This week’s column in the Tri-City Weekly was about the pressure canning lesson in the Master Food Preserver course Mark and I are participating in.
As I entered the Community Kitchen at the Eureka Co-op on Saturday, Feb. 25, a wave of anxiety washed over me. We were going to be spending the entire day talking about the ins and outs of pressure canning. During the lab portion, we would all work together to can some local tuna.
Fruits, jams, jellies, pickles and other high-acid foods can all be preserved using a water bath process, where you place your jars of food in a large kettle and boil them for a specified amount of time. This is a safe method because one of the most deadly food poisons, botulism, cannot survive in a highly acidic environment. Other low-acid foods like vegetables, meat, soups and stews must be processed in a pressure canner. A pressure canner, which is very different from a pressure cooker, reaches temperatures greater than boiling water, and this will kill any botulism spores lurking within your future dinner.
I don’t know about you, but every time I’ve ever read anything instructional about pressure canning it has pretty much looked like this:
Blah blah blah BOTULISM blah blah blah KILL YOUR FRIENDS blah blah blah HORRIBLY PAINFUL DEATH blah blah blah.
Therefore, one part of me was a bit intimidated about the day. The other part of me, though, – the one who’s lived through many long-term Humboldt County power outages – was excited about being able to store protein-packed foods without a freezer.
It’s true, botulism is nothing to be taken lightly. A fun fact I learned at Saturday’s class was that one mere milligram of botulism can kill 655 tons of mice. I then had to spend the rest of the class trying not to visualize some crazed scientist holding a petri dish and laughing maniacally while standing atop a giant mountain of dead mice.
But what I also learned is that all you have to do is keep your pressure canner well-maintained (if you have a dial-gauge model, you should have it checked for accuracy once a year.

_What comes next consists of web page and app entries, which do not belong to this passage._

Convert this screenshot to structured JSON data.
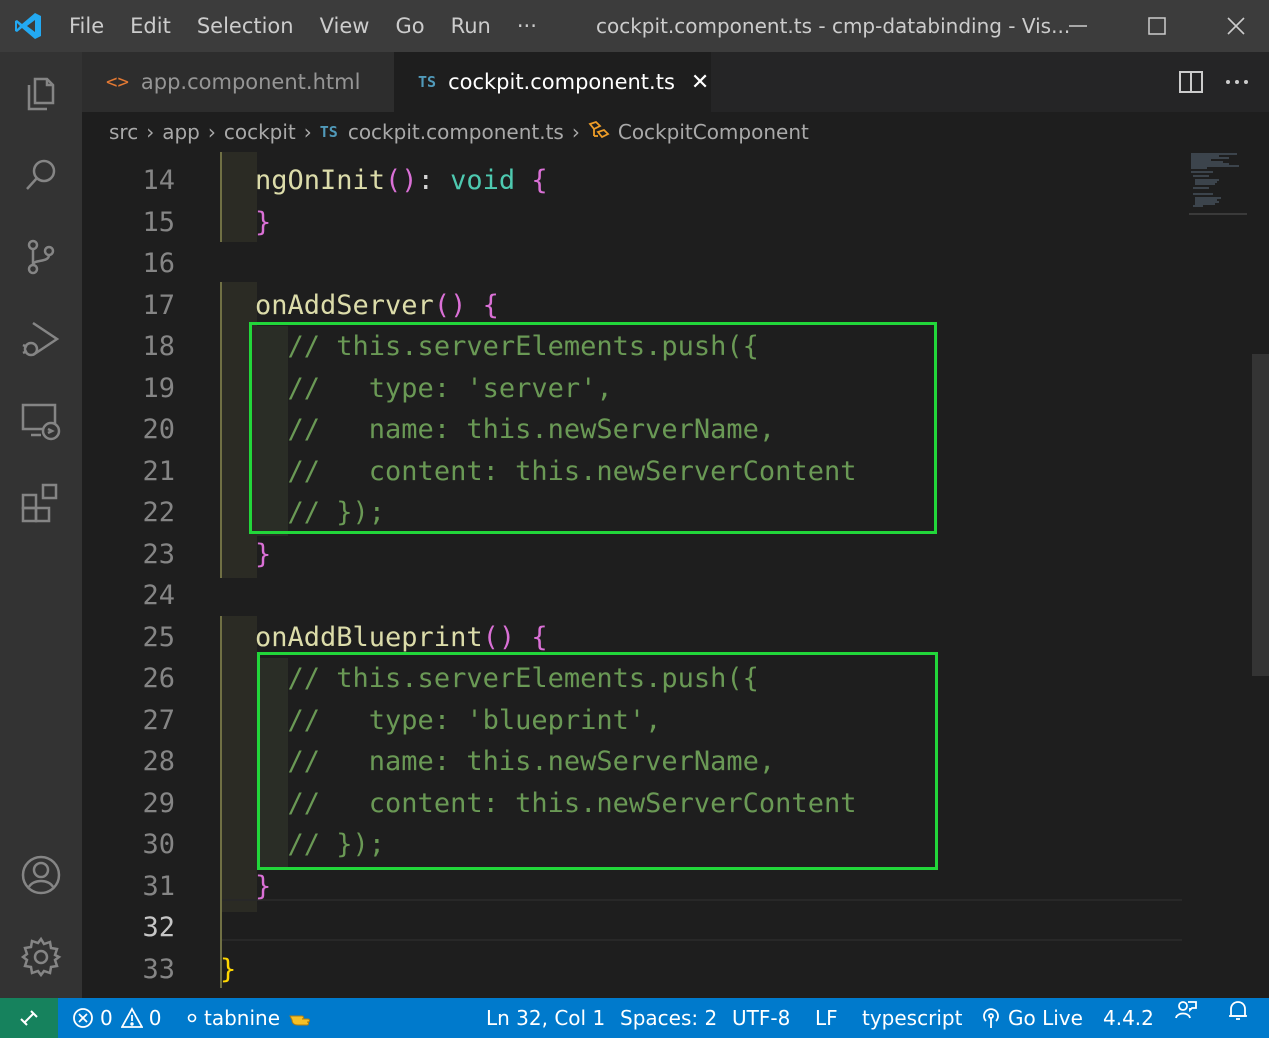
{
  "titlebar": {
    "menu": [
      "File",
      "Edit",
      "Selection",
      "View",
      "Go",
      "Run",
      "···"
    ],
    "title": "cockpit.component.ts - cmp-databinding - Vis...",
    "minimize": "—",
    "maximize": "□",
    "close": "✕"
  },
  "activity_icons": [
    "explorer-icon",
    "search-icon",
    "source-control-icon",
    "run-debug-icon",
    "remote-explorer-icon",
    "extensions-icon",
    "accounts-icon",
    "settings-gear-icon"
  ],
  "tabs": [
    {
      "label": "app.component.html",
      "badge": "<>",
      "active": false
    },
    {
      "label": "cockpit.component.ts",
      "badge": "TS",
      "active": true,
      "close": "✕"
    }
  ],
  "breadcrumb": {
    "items": [
      "src",
      "app",
      "cockpit"
    ],
    "file_badge": "TS",
    "file": "cockpit.component.ts",
    "symbol": "CockpitComponent",
    "sep": "›"
  },
  "editor": {
    "lines": [
      {
        "n": "14",
        "tokens": [
          [
            "fn",
            "ngOnInit"
          ],
          [
            "br1",
            "()"
          ],
          [
            "punc",
            ": "
          ],
          [
            "kw",
            "void"
          ],
          [
            "punc",
            " "
          ],
          [
            "br1",
            "{"
          ]
        ]
      },
      {
        "n": "15",
        "tokens": [
          [
            "br1",
            "}"
          ]
        ]
      },
      {
        "n": "16",
        "tokens": []
      },
      {
        "n": "17",
        "tokens": [
          [
            "fn",
            "onAddServer"
          ],
          [
            "br1",
            "()"
          ],
          [
            "punc",
            " "
          ],
          [
            "br1",
            "{"
          ]
        ]
      },
      {
        "n": "18",
        "tokens": [
          [
            "punc",
            "  "
          ],
          [
            "comment",
            "// this.serverElements.push({"
          ]
        ]
      },
      {
        "n": "19",
        "tokens": [
          [
            "punc",
            "  "
          ],
          [
            "comment",
            "//   type: 'server',"
          ]
        ]
      },
      {
        "n": "20",
        "tokens": [
          [
            "punc",
            "  "
          ],
          [
            "comment",
            "//   name: this.newServerName,"
          ]
        ]
      },
      {
        "n": "21",
        "tokens": [
          [
            "punc",
            "  "
          ],
          [
            "comment",
            "//   content: this.newServerContent"
          ]
        ]
      },
      {
        "n": "22",
        "tokens": [
          [
            "punc",
            "  "
          ],
          [
            "comment",
            "// });"
          ]
        ]
      },
      {
        "n": "23",
        "tokens": [
          [
            "br1",
            "}"
          ]
        ]
      },
      {
        "n": "24",
        "tokens": []
      },
      {
        "n": "25",
        "tokens": [
          [
            "fn",
            "onAddBlueprint"
          ],
          [
            "br1",
            "()"
          ],
          [
            "punc",
            " "
          ],
          [
            "br1",
            "{"
          ]
        ]
      },
      {
        "n": "26",
        "tokens": [
          [
            "punc",
            "  "
          ],
          [
            "comment",
            "// this.serverElements.push({"
          ]
        ]
      },
      {
        "n": "27",
        "tokens": [
          [
            "punc",
            "  "
          ],
          [
            "comment",
            "//   type: 'blueprint',"
          ]
        ]
      },
      {
        "n": "28",
        "tokens": [
          [
            "punc",
            "  "
          ],
          [
            "comment",
            "//   name: this.newServerName,"
          ]
        ]
      },
      {
        "n": "29",
        "tokens": [
          [
            "punc",
            "  "
          ],
          [
            "comment",
            "//   content: this.newServerContent"
          ]
        ]
      },
      {
        "n": "30",
        "tokens": [
          [
            "punc",
            "  "
          ],
          [
            "comment",
            "// });"
          ]
        ]
      },
      {
        "n": "31",
        "tokens": [
          [
            "br1",
            "}"
          ]
        ]
      },
      {
        "n": "32",
        "tokens": [],
        "current": true
      },
      {
        "n": "33",
        "tokens": [
          [
            "br2",
            "}"
          ]
        ],
        "outer": true
      }
    ]
  },
  "statusbar": {
    "errors": "0",
    "warnings": "0",
    "tabnine": "tabnine",
    "position": "Ln 32, Col 1",
    "spaces": "Spaces: 2",
    "encoding": "UTF-8",
    "eol": "LF",
    "language": "typescript",
    "golive": "Go Live",
    "version": "4.4.2"
  },
  "colors": {
    "statusbar": "#007acc",
    "remote": "#16825d",
    "highlight_box": "#22d63a"
  }
}
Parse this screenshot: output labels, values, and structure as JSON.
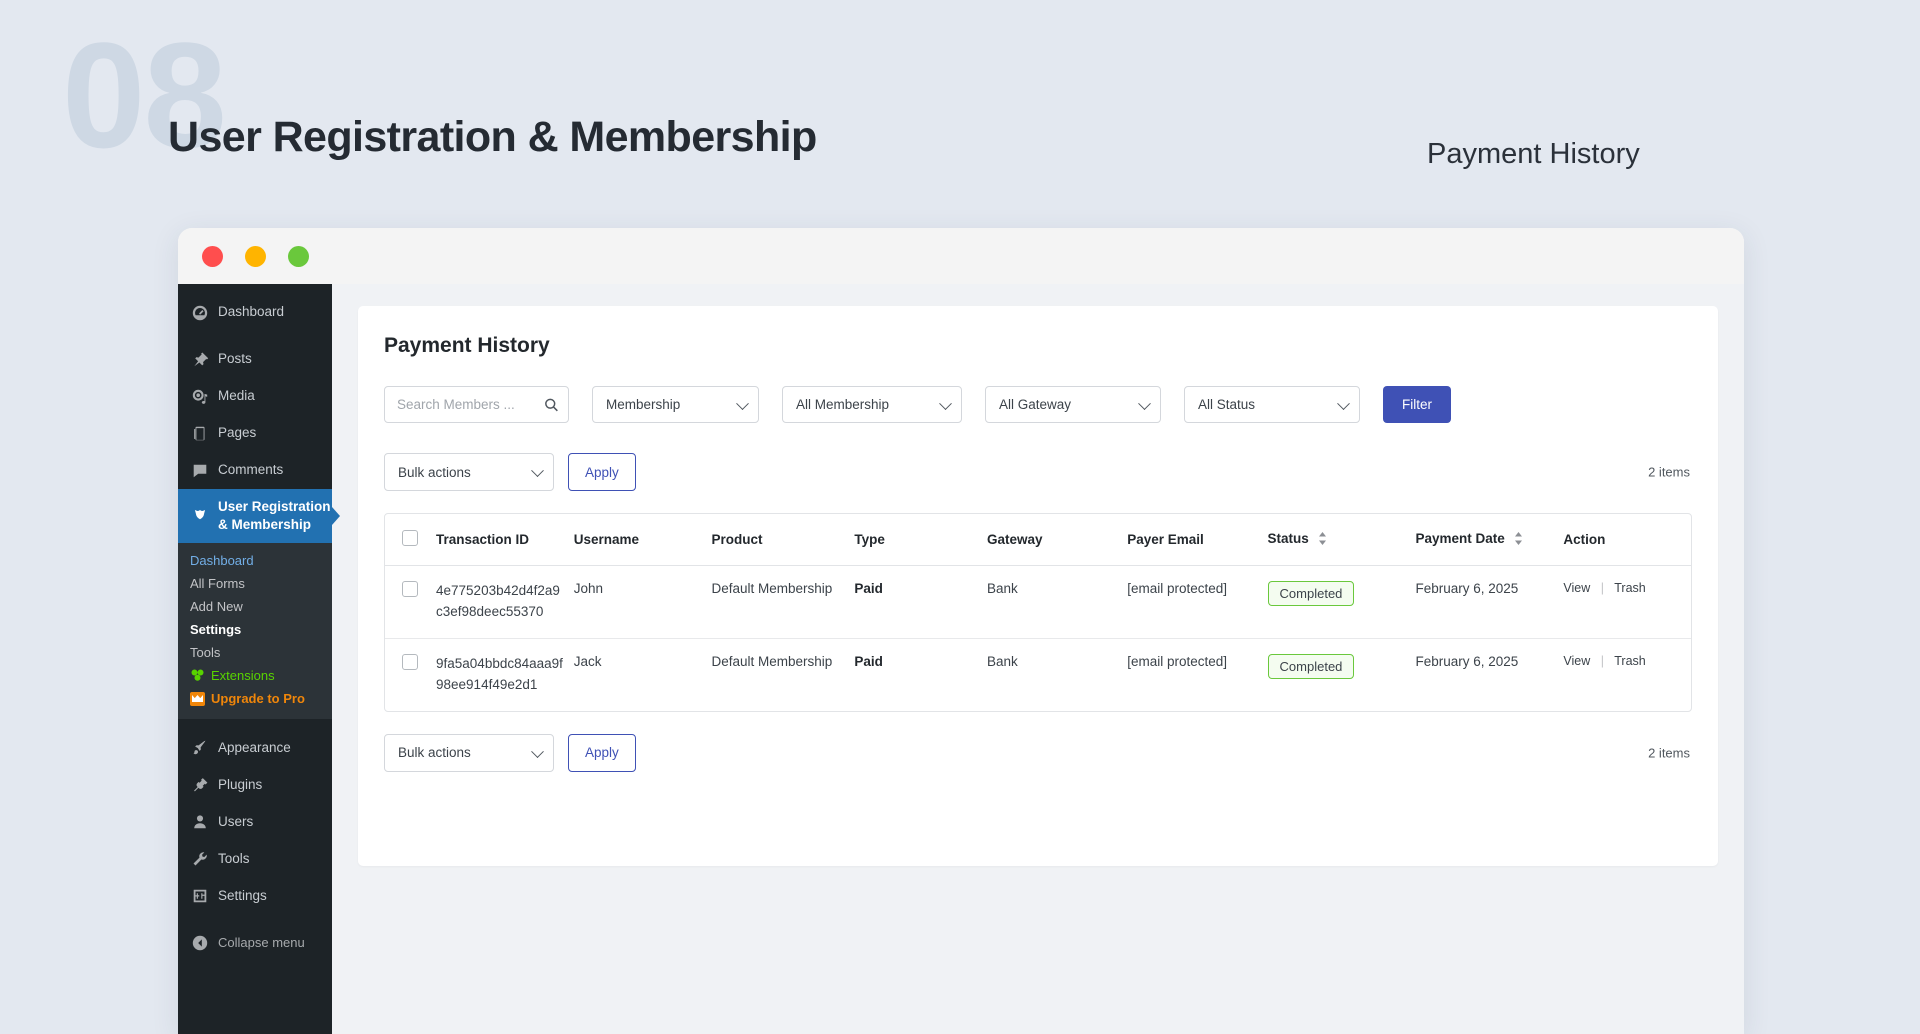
{
  "slide": {
    "number": "08",
    "title": "User Registration & Membership",
    "subtitle": "Payment History",
    "accent_color": "#3f51b5",
    "background_color": "#e3e8f0",
    "number_color": "#ced8e4"
  },
  "window": {
    "dots": {
      "close": "close-dot",
      "minimize": "minimize-dot",
      "maximize": "maximize-dot"
    }
  },
  "sidebar": {
    "items": [
      {
        "label": "Dashboard",
        "icon": "dashboard-icon",
        "active": false
      },
      {
        "label": "Posts",
        "icon": "pin-icon",
        "active": false
      },
      {
        "label": "Media",
        "icon": "media-icon",
        "active": false
      },
      {
        "label": "Pages",
        "icon": "pages-icon",
        "active": false
      },
      {
        "label": "Comments",
        "icon": "comments-icon",
        "active": false
      },
      {
        "label": "User Registration\n& Membership",
        "icon": "user-registration-icon",
        "active": true
      }
    ],
    "item_labels": {
      "dashboard": "Dashboard",
      "posts": "Posts",
      "media": "Media",
      "pages": "Pages",
      "comments": "Comments",
      "user_registration_line1": "User Registration",
      "user_registration_line2": "& Membership"
    },
    "submenu": {
      "dashboard": "Dashboard",
      "all_forms": "All Forms",
      "add_new": "Add New",
      "settings": "Settings",
      "tools": "Tools",
      "extensions": "Extensions",
      "upgrade": "Upgrade to Pro"
    },
    "bottom": {
      "appearance": "Appearance",
      "plugins": "Plugins",
      "users": "Users",
      "tools": "Tools",
      "settings": "Settings",
      "collapse": "Collapse menu"
    }
  },
  "main": {
    "title": "Payment History",
    "filters": {
      "search_placeholder": "Search Members ...",
      "search_value": "",
      "membership": "Membership",
      "all_membership": "All Membership",
      "all_gateway": "All Gateway",
      "all_status": "All Status",
      "filter_button": "Filter"
    },
    "bulk_top": {
      "select": "Bulk actions",
      "apply": "Apply",
      "items": "2 items"
    },
    "bulk_bottom": {
      "select": "Bulk actions",
      "apply": "Apply",
      "items": "2 items"
    },
    "table": {
      "columns": [
        "Transaction ID",
        "Username",
        "Product",
        "Type",
        "Gateway",
        "Payer Email",
        "Status",
        "Payment Date",
        "Action"
      ],
      "sortable": [
        "Status",
        "Payment Date"
      ],
      "rows": [
        {
          "transaction_id": "4e775203b42d4f2a9c3ef98deec55370",
          "username": "John",
          "product": "Default Membership",
          "type": "Paid",
          "gateway": "Bank",
          "payer_email": "[email protected]",
          "status": "Completed",
          "payment_date": "February 6, 2025",
          "action_view": "View",
          "action_trash": "Trash"
        },
        {
          "transaction_id": "9fa5a04bbdc84aaa9f98ee914f49e2d1",
          "username": "Jack",
          "product": "Default Membership",
          "type": "Paid",
          "gateway": "Bank",
          "payer_email": "[email protected]",
          "status": "Completed",
          "payment_date": "February 6, 2025",
          "action_view": "View",
          "action_trash": "Trash"
        }
      ]
    }
  }
}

Shafer’s Hardware will do this for free, just call ahead,) follow the instructions and recipe exactly, and you’ll be just fine, aka alive. Plus, if you’ve ever tried home-canned local albacore, you know it is about 500 times better tasting than the store bought variety. I recommend the Ball Blue Book or the National Center for Home Food Preservation website for detailed pressure canning instruction.
Another fun fact I learned on this day is that there is a part on some types of pressure canners that is called a petcock. I suppose I should have warned the instructors that if words like petcock are used more than once in a lesson, I will break into uncontrollable giggling. Because I’m twelve.
For our canning adventure, we were fortunate that the tuna, which had been bought in September and frozen, was already cleaned and filleted. We just had to slice it into chunks, place a little olive oil and salt in the jar, and pack it in tight. Joyce Huston, one of our well-qualified instructors, explained that she always puts a small piece of the tuna’s belly into each jar because the taste is so delicious, and the belly is the highest source of Omega 3 fatty acid.
Once the lids were on the jars, we placed them in the canner with a few inches of water, put the lid on and turned up the heat. We waited as steam poured from the vent for 10 minutes to make sure all of the air was out, then we placed a cover over the vent and watched the dial on the canner until it reached a steady 10 pounds of pressure. We processed the jars of tuna at 10 pounds of pressure for 110 minutes then let the canner gradually cool and depressurize.
After the cooling process, we removed the lids, and clouds of tuna-scented steam floated through the room as we placed the jars on towels to finish cooling overnight. Not nearly as complicated or as scary as I had thought, I left the class eager to preserve more food under pressure.